=== Task details ===
The answer must be every line below that holds the word "成套配电箱安装".

Source records
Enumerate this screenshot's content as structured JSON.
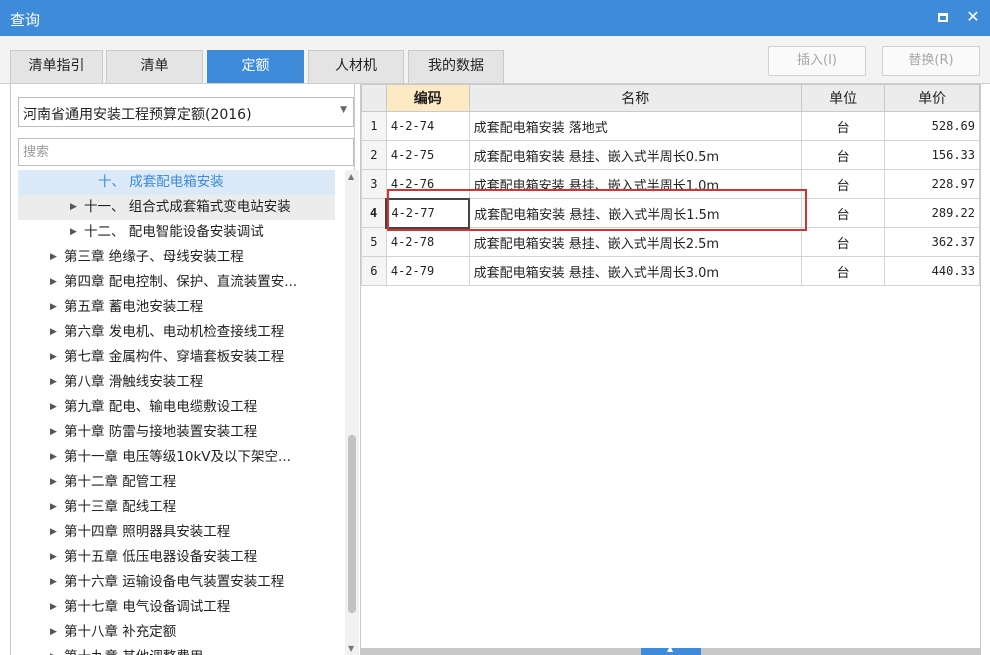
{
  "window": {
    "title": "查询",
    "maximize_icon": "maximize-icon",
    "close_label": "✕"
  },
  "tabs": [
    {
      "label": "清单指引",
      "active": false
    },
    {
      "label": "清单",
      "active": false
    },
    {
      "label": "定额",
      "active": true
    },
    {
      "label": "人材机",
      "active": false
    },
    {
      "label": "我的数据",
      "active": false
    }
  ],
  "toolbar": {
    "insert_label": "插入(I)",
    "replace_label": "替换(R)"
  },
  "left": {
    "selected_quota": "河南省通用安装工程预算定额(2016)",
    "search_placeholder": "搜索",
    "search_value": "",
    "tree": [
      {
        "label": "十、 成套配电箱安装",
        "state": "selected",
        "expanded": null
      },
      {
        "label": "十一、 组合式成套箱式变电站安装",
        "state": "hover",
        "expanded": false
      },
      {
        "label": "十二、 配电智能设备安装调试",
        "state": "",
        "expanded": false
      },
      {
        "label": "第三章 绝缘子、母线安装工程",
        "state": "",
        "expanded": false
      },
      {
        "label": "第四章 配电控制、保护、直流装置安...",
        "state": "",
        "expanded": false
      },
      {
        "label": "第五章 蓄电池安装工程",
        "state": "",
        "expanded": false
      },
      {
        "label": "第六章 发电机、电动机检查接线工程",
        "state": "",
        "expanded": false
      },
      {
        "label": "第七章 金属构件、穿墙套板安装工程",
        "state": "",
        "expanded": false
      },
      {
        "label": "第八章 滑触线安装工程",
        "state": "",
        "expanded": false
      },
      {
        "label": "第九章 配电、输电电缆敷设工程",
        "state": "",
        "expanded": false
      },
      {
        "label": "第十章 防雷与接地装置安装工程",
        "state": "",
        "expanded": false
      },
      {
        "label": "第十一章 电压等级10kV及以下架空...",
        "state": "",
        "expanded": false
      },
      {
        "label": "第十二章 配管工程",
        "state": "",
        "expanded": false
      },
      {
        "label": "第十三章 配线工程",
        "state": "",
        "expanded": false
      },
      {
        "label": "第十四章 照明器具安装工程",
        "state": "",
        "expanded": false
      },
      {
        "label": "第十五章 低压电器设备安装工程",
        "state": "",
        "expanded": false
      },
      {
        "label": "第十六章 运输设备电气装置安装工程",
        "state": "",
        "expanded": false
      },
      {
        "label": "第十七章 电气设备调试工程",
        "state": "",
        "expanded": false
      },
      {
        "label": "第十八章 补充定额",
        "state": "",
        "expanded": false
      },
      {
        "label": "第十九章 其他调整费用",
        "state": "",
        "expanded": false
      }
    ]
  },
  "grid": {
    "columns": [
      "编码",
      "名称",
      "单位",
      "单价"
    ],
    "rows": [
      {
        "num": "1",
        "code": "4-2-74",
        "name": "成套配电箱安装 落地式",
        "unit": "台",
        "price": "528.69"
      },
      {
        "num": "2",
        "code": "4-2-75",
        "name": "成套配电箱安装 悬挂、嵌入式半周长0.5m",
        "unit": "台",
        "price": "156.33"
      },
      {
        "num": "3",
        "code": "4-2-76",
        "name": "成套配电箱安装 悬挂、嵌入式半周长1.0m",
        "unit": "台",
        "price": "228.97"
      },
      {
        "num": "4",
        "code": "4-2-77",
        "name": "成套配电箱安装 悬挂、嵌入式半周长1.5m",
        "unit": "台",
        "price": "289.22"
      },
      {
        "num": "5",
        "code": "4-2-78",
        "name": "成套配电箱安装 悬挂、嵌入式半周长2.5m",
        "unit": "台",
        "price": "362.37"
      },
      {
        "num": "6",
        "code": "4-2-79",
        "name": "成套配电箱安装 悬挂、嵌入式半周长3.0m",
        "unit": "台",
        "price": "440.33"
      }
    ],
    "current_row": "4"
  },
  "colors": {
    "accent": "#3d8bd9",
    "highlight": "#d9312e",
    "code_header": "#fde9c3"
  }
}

=== Solution below ===
        "label": "十、 成套配电箱安装",
        "name": "成套配电箱安装 落地式",
        "name": "成套配电箱安装 悬挂、嵌入式半周长0.5m",
        "name": "成套配电箱安装 悬挂、嵌入式半周长1.0m",
        "name": "成套配电箱安装 悬挂、嵌入式半周长1.5m",
        "name": "成套配电箱安装 悬挂、嵌入式半周长2.5m",
        "name": "成套配电箱安装 悬挂、嵌入式半周长3.0m",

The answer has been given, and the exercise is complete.